Conklin continued drawing in his spare time, hoping to someday forge a career as an artist, and upon reading a feature on psychedelic graphics pioneer Wes Wilson in Time, he relocated to San Francisco to pursue his ambition. He soon hooked up with Fillmore impresario Bill Graham, and between 1968 and 1969 produced a total of 31 posters promoting upcoming concerts at the auditorium. Conklin's stated goal was to translate the hallucinatory journey of the drug experience onto paper, and toward that end he frequently worked while coming down from an acid trip; his designs became increasingly surreal, their dazzling colors and bizarre imagery a pointed reflection of his own altered mindset.

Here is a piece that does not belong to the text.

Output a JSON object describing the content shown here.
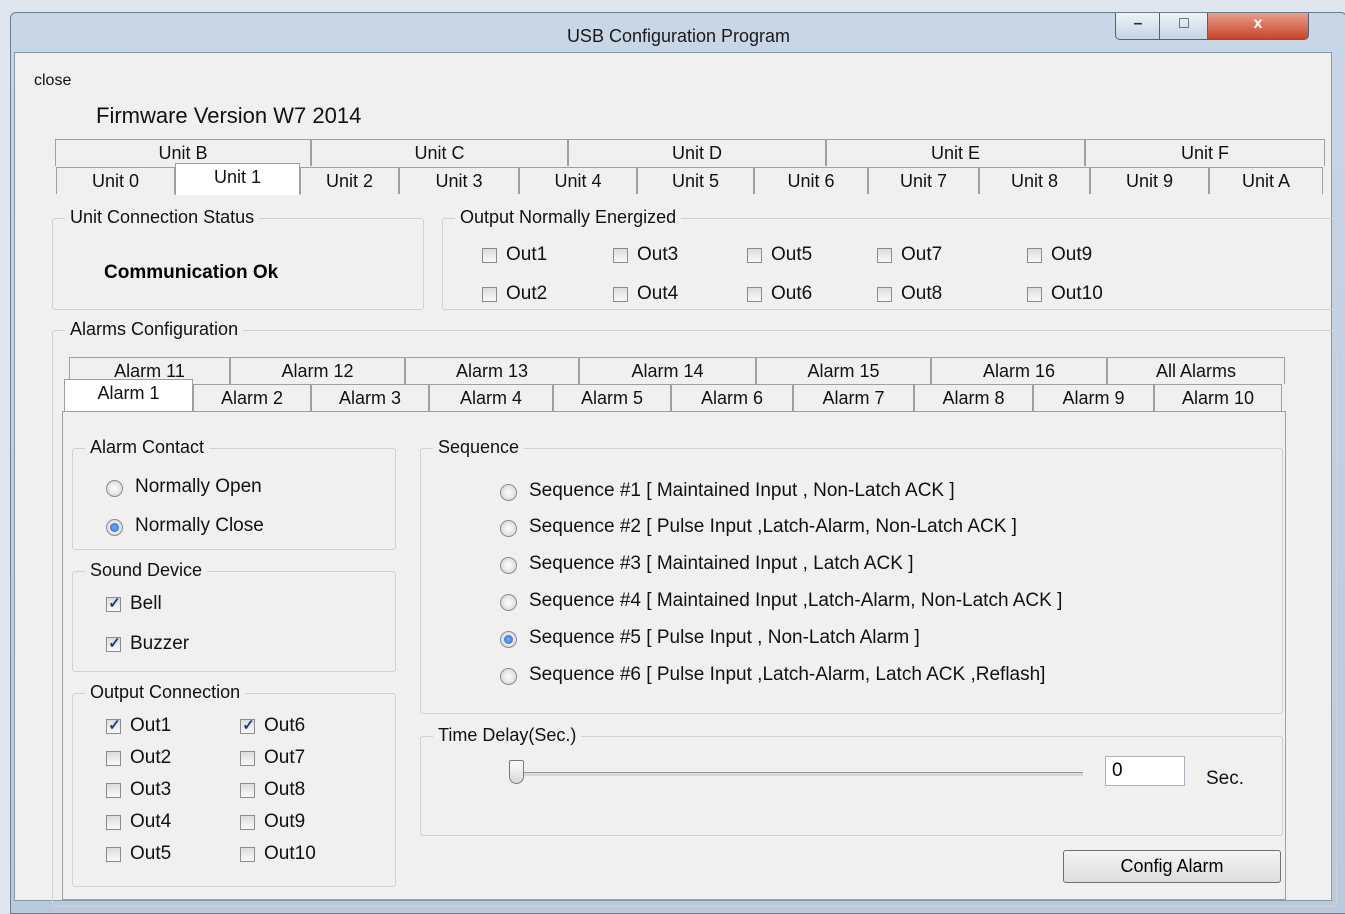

Conklin's Fillmore pieces are typified by the density of their detail, with both the graphics and the lettering the product of painstaking, Dexedrine-fueled effort; the other recurring motifs of his work include a fascination with the mutated human form, as well as anthropomorphic imagery. Perhaps Conklin's most famous image is a classic black-and-white drawing of a lion that adorned a Santana poster, later redrawn for use on the group's debut LP. After his Fillmore affiliation ended in the wake of financial disputes, he continued working as an artist, setting up a studio in Petaluma, CA; after Graham's 1991 death, Conklin created new pieces for the Bill Graham Presents organization, his latter-day work rejecting the hand-drawn process in favor of digital methods.